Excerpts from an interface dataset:
++++++++
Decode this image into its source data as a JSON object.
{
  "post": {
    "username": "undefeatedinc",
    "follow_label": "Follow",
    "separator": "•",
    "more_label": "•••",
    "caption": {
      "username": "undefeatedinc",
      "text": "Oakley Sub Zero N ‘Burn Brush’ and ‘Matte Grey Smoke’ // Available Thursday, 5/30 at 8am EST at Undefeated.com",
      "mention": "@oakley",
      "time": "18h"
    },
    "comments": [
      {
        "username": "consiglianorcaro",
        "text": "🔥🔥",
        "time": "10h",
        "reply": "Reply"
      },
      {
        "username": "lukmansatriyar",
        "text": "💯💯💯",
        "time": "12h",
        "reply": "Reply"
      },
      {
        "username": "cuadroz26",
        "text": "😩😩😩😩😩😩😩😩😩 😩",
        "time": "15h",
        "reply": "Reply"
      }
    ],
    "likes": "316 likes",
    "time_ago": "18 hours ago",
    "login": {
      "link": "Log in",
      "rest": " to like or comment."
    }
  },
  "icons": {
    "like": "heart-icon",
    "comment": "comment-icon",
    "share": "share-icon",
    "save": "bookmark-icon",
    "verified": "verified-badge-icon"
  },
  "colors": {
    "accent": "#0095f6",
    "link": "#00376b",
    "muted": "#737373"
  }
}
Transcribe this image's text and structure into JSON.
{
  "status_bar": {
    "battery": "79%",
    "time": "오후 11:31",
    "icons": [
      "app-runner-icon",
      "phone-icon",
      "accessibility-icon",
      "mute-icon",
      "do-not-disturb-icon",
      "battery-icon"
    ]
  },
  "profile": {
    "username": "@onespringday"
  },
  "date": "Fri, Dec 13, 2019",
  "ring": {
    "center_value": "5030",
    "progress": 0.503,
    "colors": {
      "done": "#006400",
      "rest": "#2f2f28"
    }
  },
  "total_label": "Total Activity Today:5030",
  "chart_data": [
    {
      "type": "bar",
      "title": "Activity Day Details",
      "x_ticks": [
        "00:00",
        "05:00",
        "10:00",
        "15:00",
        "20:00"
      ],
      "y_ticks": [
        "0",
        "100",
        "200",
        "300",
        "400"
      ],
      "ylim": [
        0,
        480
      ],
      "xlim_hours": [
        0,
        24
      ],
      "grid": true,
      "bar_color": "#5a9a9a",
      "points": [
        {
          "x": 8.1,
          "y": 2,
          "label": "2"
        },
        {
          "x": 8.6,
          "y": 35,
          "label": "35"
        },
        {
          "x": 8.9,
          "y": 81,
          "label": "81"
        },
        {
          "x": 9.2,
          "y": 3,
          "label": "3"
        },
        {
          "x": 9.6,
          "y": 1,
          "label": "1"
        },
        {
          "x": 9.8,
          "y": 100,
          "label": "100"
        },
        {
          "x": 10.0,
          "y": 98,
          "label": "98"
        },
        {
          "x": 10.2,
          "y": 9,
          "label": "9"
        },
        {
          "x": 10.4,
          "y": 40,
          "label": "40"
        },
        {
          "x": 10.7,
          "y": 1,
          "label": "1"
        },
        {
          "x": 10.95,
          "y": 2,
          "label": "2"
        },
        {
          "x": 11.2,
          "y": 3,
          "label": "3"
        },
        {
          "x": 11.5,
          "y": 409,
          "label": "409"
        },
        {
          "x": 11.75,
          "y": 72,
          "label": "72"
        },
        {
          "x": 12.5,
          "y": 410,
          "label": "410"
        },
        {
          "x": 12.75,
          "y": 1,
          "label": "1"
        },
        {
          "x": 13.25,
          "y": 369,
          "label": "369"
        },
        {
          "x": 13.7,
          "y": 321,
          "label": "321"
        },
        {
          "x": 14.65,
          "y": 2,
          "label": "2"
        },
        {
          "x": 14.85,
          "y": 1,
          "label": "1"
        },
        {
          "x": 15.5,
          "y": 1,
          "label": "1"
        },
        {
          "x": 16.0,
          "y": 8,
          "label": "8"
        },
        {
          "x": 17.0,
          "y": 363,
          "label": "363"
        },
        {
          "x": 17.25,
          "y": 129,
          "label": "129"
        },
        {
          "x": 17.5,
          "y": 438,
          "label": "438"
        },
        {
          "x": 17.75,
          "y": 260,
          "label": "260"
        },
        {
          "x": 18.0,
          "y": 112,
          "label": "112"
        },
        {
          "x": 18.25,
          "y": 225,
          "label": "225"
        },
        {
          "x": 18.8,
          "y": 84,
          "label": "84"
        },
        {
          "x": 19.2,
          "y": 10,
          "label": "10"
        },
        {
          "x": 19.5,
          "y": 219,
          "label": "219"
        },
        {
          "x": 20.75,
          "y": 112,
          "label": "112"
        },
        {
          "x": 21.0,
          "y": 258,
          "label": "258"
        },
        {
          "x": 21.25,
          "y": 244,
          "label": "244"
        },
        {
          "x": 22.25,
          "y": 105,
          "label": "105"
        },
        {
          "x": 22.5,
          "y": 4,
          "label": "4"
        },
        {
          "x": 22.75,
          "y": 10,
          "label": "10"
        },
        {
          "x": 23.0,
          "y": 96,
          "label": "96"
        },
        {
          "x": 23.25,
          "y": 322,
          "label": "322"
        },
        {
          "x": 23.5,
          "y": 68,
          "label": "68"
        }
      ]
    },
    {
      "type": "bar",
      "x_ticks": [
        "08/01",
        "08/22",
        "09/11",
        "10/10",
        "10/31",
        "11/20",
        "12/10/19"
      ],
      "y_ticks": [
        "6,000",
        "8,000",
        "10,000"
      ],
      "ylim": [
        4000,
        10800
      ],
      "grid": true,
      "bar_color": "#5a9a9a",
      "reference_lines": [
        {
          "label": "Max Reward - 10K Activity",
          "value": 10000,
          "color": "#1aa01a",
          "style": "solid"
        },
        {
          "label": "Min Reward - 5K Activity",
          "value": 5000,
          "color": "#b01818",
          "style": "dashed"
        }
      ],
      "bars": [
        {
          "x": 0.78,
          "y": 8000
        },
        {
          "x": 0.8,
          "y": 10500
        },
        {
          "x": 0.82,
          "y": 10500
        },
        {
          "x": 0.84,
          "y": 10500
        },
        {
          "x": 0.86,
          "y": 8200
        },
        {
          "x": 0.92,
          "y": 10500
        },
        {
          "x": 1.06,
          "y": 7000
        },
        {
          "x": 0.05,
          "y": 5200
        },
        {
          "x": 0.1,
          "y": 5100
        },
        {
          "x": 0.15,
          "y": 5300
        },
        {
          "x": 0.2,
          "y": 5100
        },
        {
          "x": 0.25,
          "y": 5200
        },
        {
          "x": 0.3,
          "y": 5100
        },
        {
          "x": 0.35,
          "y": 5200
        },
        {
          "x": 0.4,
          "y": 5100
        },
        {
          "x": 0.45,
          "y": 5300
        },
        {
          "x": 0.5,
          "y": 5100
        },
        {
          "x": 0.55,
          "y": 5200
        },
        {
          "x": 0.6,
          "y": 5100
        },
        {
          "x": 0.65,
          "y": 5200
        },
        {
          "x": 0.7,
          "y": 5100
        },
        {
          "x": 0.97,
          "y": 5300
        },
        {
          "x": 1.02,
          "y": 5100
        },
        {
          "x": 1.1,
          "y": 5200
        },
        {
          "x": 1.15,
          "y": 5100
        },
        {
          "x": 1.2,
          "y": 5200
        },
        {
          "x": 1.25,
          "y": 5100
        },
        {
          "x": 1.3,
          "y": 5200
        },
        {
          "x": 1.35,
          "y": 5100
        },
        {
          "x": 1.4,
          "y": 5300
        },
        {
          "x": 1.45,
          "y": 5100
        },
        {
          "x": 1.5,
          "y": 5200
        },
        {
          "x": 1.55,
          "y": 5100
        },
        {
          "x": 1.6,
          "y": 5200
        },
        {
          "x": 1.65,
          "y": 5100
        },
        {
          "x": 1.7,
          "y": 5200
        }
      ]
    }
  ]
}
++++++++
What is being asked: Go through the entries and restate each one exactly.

Solution to this exercise:
Decode this image into its source data as a JSON object.
{
  "post": {
    "username": "undefeatedinc",
    "follow_label": "Follow",
    "separator": "•",
    "more_label": "•••",
    "caption": {
      "username": "undefeatedinc",
      "text": "Oakley Sub Zero N ‘Burn Brush’ and ‘Matte Grey Smoke’ // Available Thursday, 5/30 at 8am EST at Undefeated.com",
      "mention": "@oakley",
      "time": "18h"
    },
    "comments": [
      {
        "username": "consiglianorcaro",
        "text": "🔥🔥",
        "time": "10h",
        "reply": "Reply"
      },
      {
        "username": "lukmansatriyar",
        "text": "💯💯💯",
        "time": "12h",
        "reply": "Reply"
      },
      {
        "username": "cuadroz26",
        "text": "😩😩😩😩😩😩😩😩😩 😩",
        "time": "15h",
        "reply": "Reply"
      }
    ],
    "likes": "316 likes",
    "time_ago": "18 hours ago",
    "login": {
      "link": "Log in",
      "rest": " to like or comment."
    }
  },
  "icons": {
    "like": "heart-icon",
    "comment": "comment-icon",
    "share": "share-icon",
    "save": "bookmark-icon",
    "verified": "verified-badge-icon"
  },
  "colors": {
    "accent": "#0095f6",
    "link": "#00376b",
    "muted": "#737373"
  }
}
Transcribe this image's text and structure into JSON.
{
  "status_bar": {
    "battery": "79%",
    "time": "오후 11:31",
    "icons": [
      "app-runner-icon",
      "phone-icon",
      "accessibility-icon",
      "mute-icon",
      "do-not-disturb-icon",
      "battery-icon"
    ]
  },
  "profile": {
    "username": "@onespringday"
  },
  "date": "Fri, Dec 13, 2019",
  "ring": {
    "center_value": "5030",
    "progress": 0.503,
    "colors": {
      "done": "#006400",
      "rest": "#2f2f28"
    }
  },
  "total_label": "Total Activity Today:5030",
  "chart_data": [
    {
      "type": "bar",
      "title": "Activity Day Details",
      "x_ticks": [
        "00:00",
        "05:00",
        "10:00",
        "15:00",
        "20:00"
      ],
      "y_ticks": [
        "0",
        "100",
        "200",
        "300",
        "400"
      ],
      "ylim": [
        0,
        480
      ],
      "xlim_hours": [
        0,
        24
      ],
      "grid": true,
      "bar_color": "#5a9a9a",
      "points": [
        {
          "x": 8.1,
          "y": 2,
          "label": "2"
        },
        {
          "x": 8.6,
          "y": 35,
          "label": "35"
        },
        {
          "x": 8.9,
          "y": 81,
          "label": "81"
        },
        {
          "x": 9.2,
          "y": 3,
          "label": "3"
        },
        {
          "x": 9.6,
          "y": 1,
          "label": "1"
        },
        {
          "x": 9.8,
          "y": 100,
          "label": "100"
        },
        {
          "x": 10.0,
          "y": 98,
          "label": "98"
        },
        {
          "x": 10.2,
          "y": 9,
          "label": "9"
        },
        {
          "x": 10.4,
          "y": 40,
          "label": "40"
        },
        {
          "x": 10.7,
          "y": 1,
          "label": "1"
        },
        {
          "x": 10.95,
          "y": 2,
          "label": "2"
        },
        {
          "x": 11.2,
          "y": 3,
          "label": "3"
        },
        {
          "x": 11.5,
          "y": 409,
          "label": "409"
        },
        {
          "x": 11.75,
          "y": 72,
          "label": "72"
        },
        {
          "x": 12.5,
          "y": 410,
          "label": "410"
        },
        {
          "x": 12.75,
          "y": 1,
          "label": "1"
        },
        {
          "x": 13.25,
          "y": 369,
          "label": "369"
        },
        {
          "x": 13.7,
          "y": 321,
          "label": "321"
        },
        {
          "x": 14.65,
          "y": 2,
          "label": "2"
        },
        {
          "x": 14.85,
          "y": 1,
          "label": "1"
        },
        {
          "x": 15.5,
          "y": 1,
          "label": "1"
        },
        {
          "x": 16.0,
          "y": 8,
          "label": "8"
        },
        {
          "x": 17.0,
          "y": 363,
          "label": "363"
        },
        {
          "x": 17.25,
          "y": 129,
          "label": "129"
        },
        {
          "x": 17.5,
          "y": 438,
          "label": "438"
        },
        {
          "x": 17.75,
          "y": 260,
          "label": "260"
        },
        {
          "x": 18.0,
          "y": 112,
          "label": "112"
        },
        {
          "x": 18.25,
          "y": 225,
          "label": "225"
        },
        {
          "x": 18.8,
          "y": 84,
          "label": "84"
        },
        {
          "x": 19.2,
          "y": 10,
          "label": "10"
        },
        {
          "x": 19.5,
          "y": 219,
          "label": "219"
        },
        {
          "x": 20.75,
          "y": 112,
          "label": "112"
        },
        {
          "x": 21.0,
          "y": 258,
          "label": "258"
        },
        {
          "x": 21.25,
          "y": 244,
          "label": "244"
        },
        {
          "x": 22.25,
          "y": 105,
          "label": "105"
        },
        {
          "x": 22.5,
          "y": 4,
          "label": "4"
        },
        {
          "x": 22.75,
          "y": 10,
          "label": "10"
        },
        {
          "x": 23.0,
          "y": 96,
          "label": "96"
        },
        {
          "x": 23.25,
          "y": 322,
          "label": "322"
        },
        {
          "x": 23.5,
          "y": 68,
          "label": "68"
        }
      ]
    },
    {
      "type": "bar",
      "x_ticks": [
        "08/01",
        "08/22",
        "09/11",
        "10/10",
        "10/31",
        "11/20",
        "12/10/19"
      ],
      "y_ticks": [
        "6,000",
        "8,000",
        "10,000"
      ],
      "ylim": [
        4000,
        10800
      ],
      "grid": true,
      "bar_color": "#5a9a9a",
      "reference_lines": [
        {
          "label": "Max Reward - 10K Activity",
          "value": 10000,
          "color": "#1aa01a",
          "style": "solid"
        },
        {
          "label": "Min Reward - 5K Activity",
          "value": 5000,
          "color": "#b01818",
          "style": "dashed"
        }
      ],
      "bars": [
        {
          "x": 0.78,
          "y": 8000
        },
        {
          "x": 0.8,
          "y": 10500
        },
        {
          "x": 0.82,
          "y": 10500
        },
        {
          "x": 0.84,
          "y": 10500
        },
        {
          "x": 0.86,
          "y": 8200
        },
        {
          "x": 0.92,
          "y": 10500
        },
        {
          "x": 1.06,
          "y": 7000
        },
        {
          "x": 0.05,
          "y": 5200
        },
        {
          "x": 0.1,
          "y": 5100
        },
        {
          "x": 0.15,
          "y": 5300
        },
        {
          "x": 0.2,
          "y": 5100
        },
        {
          "x": 0.25,
          "y": 5200
        },
        {
          "x": 0.3,
          "y": 5100
        },
        {
          "x": 0.35,
          "y": 5200
        },
        {
          "x": 0.4,
          "y": 5100
        },
        {
          "x": 0.45,
          "y": 5300
        },
        {
          "x": 0.5,
          "y": 5100
        },
        {
          "x": 0.55,
          "y": 5200
        },
        {
          "x": 0.6,
          "y": 5100
        },
        {
          "x": 0.65,
          "y": 5200
        },
        {
          "x": 0.7,
          "y": 5100
        },
        {
          "x": 0.97,
          "y": 5300
        },
        {
          "x": 1.02,
          "y": 5100
        },
        {
          "x": 1.1,
          "y": 5200
        },
        {
          "x": 1.15,
          "y": 5100
        },
        {
          "x": 1.2,
          "y": 5200
        },
        {
          "x": 1.25,
          "y": 5100
        },
        {
          "x": 1.3,
          "y": 5200
        },
        {
          "x": 1.35,
          "y": 5100
        },
        {
          "x": 1.4,
          "y": 5300
        },
        {
          "x": 1.45,
          "y": 5100
        },
        {
          "x": 1.5,
          "y": 5200
        },
        {
          "x": 1.55,
          "y": 5100
        },
        {
          "x": 1.6,
          "y": 5200
        },
        {
          "x": 1.65,
          "y": 5100
        },
        {
          "x": 1.7,
          "y": 5200
        }
      ]
    }
  ]
}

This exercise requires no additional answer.